9 Bipolar Recovery Skills We All Need to Know

Living a meaningful life with bipolar disorder requires tapping into a wide range of practices and strategies. Medication is but one small element in the total recovery equation. For long-term health, you will need to learn a set of skills and apply certain tools to increase your resilience. Many of these will be unique to you. But at least eight are universal. Let us begin …

Senior man deep in thought.

Know thyself

Said Socrates: “The unexamined life is not worth living.” All the accumulated wisdom on the planet means nothing without self-knowledge. Knowing your triggers and weaknesses can be especially important to avert a relapse. Being aware of your strengths can help you move forward with confidence.

Take time out to pause and reflect. This is the first step to taking charge of our illness, and our lives.

Woman smelling roses.

Try mindfulness

Mindfulness is the practice of the mind watching the mind. In essence, we are dispassionately observing our thoughts and emotions and energy levels as they ebb and flow. If we catch a shift in any of them at an early stage, we may be able to head off trouble at the pass. Staying in the now provides a calm within the storm.

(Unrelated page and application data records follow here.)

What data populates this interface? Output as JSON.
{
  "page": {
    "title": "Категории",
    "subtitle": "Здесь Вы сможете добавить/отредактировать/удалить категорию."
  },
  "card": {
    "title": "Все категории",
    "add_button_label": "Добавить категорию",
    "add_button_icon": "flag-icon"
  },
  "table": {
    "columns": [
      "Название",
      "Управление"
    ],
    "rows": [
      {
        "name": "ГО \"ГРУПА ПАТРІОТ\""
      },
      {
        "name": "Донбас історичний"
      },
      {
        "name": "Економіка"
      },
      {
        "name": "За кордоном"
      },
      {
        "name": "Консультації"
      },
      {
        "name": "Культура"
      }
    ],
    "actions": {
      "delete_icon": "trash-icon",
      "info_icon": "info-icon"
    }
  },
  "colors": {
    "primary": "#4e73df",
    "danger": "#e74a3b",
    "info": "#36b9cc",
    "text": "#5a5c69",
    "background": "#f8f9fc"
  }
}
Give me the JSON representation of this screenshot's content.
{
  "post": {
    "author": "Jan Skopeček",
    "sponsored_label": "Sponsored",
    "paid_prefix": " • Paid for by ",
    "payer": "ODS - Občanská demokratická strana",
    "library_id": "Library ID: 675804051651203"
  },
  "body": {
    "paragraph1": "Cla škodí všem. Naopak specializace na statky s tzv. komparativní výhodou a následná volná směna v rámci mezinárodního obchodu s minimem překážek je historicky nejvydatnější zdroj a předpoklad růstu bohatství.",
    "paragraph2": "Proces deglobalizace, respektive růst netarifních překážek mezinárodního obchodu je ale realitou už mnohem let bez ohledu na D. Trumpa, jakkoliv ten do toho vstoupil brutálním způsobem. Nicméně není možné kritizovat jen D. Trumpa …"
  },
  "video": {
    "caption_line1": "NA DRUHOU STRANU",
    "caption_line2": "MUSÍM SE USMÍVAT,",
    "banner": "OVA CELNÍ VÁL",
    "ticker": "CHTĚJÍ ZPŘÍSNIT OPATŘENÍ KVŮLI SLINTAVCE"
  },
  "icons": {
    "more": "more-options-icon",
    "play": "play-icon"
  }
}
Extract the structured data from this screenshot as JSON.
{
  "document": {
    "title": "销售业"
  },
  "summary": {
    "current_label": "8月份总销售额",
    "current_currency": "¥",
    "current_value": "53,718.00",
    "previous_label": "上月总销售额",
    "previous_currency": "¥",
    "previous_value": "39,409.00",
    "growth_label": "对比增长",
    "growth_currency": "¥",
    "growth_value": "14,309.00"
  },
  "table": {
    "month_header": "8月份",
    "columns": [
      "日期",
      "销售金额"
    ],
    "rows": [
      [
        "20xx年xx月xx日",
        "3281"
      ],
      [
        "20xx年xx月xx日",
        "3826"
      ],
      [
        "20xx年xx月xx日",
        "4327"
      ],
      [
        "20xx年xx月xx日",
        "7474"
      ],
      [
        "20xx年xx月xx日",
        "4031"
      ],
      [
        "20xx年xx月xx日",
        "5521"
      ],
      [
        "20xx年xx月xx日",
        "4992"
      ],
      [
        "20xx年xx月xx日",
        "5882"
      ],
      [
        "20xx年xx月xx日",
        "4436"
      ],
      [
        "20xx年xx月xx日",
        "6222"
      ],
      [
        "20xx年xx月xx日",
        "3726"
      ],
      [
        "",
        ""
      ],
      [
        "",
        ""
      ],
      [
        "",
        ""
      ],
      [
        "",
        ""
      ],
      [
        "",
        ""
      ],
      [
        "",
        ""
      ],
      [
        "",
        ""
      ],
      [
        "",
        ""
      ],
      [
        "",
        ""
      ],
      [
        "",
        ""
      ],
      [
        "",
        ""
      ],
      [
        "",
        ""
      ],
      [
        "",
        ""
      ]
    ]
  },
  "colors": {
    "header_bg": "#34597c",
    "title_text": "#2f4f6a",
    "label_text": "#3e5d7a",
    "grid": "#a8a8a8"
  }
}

Sometimes, it’s as simple as stopping to smell the roses.

Man relaxing and listening to music on a couch.

Manage stress

The brain in crisis or overload is setting us up for a mood episode. Using mindfulness, we can often avoid stress before it eventuates, or manage the stress we can’t avoid. This is where a whole range of personal coping skills comes into play - from learning to substitute erroneous thoughts with rational ones to developing better interpersonal skills, to finding ways to gain control over your life to learning how to relax.

Implement some practical coping skills into your day.

Man brushing his teeth.

Stick to a routine

Routine is important for all creatures, but it is especially important if you live with bipolar disorder. Sticking to a regular, consistent schedule helps stabilize your moods. It can bring order to a manic phase and can push you to do something even when you are too depressed to do so.

Create a daily schedule and try to adhere to it every day, no matter whether you are up or down.

Man waking up in the morning.

Get regular sleep

Getting regular sleep is a critical factor for good health in general. It’s especially important for persons with bipolar disorder because it helps to stabilize mood fluctuations. Insomnia and sleep disturbances increase your risk for hypomania and mania.

Practice good sleep hygiene like going to bed at the same time every night and waking up at a consistent hour to ensure that you get adequate rest.

Healthy kale salad.

Eat for your mood

There is no one right diet, but there are millions of wrong ones. The excessive sugars and saturated fats in our food set us up for everything from sharp mood and energy swings, jitters, and mental sluggishness to low self-esteem and other medical complications.

Avoid fad diets that set you up to fail. Follow general guidance for eating healthy, consuming plenty of vegetables, fruits, and lean meats.

Aerobic exercise.


Numerous studies, including one published in the Journal of Neuroscience, have linked exercise to elevated mood. This includes aerobics, walking, and yoga. The good news is that you need not run a marathon to benefit from the antidepressant effects. Gardening or even household work is enough to get your heart rate up and boost your mood.

Simple advice: Make your exercise fun. Find something you like to do (such as walking) and fit it in to your daily routine. Even better, pursue activities you enjoy doing with others (such as dance lessons).

Peer group meeting.

Get connected

Isolation and withdrawal increase a person’s risk for depression and bipolar. Being part of something can help mitigate symptoms. This includes being connected with who you are, with other people, and with something greater than yourself (be it God, your own intuition, or a sense of higher purpose). A 2017 study found that reaching out and generosity of spirit make us happier.

Get involved with a peer group or find ways to better connect with others around you.

Woman flexing her muscles.

Remember your strength

You are a lot tougher than you think. Take credit for the strength and courage you have already displayed in the teeth of one of the worst illnesses on earth. Even the best of us enter states of hopelessness. And yet in our worst states, we still have an element of control, and that is cause for hope.

Make a list of the things you have overcome, times you have felt strong.

John McManamy
Meet Our Writer
John McManamy

John is an author and advocate for Mental Health. He wrote for HealthCentral as a patient expert for Depression and Bipolar Disorder.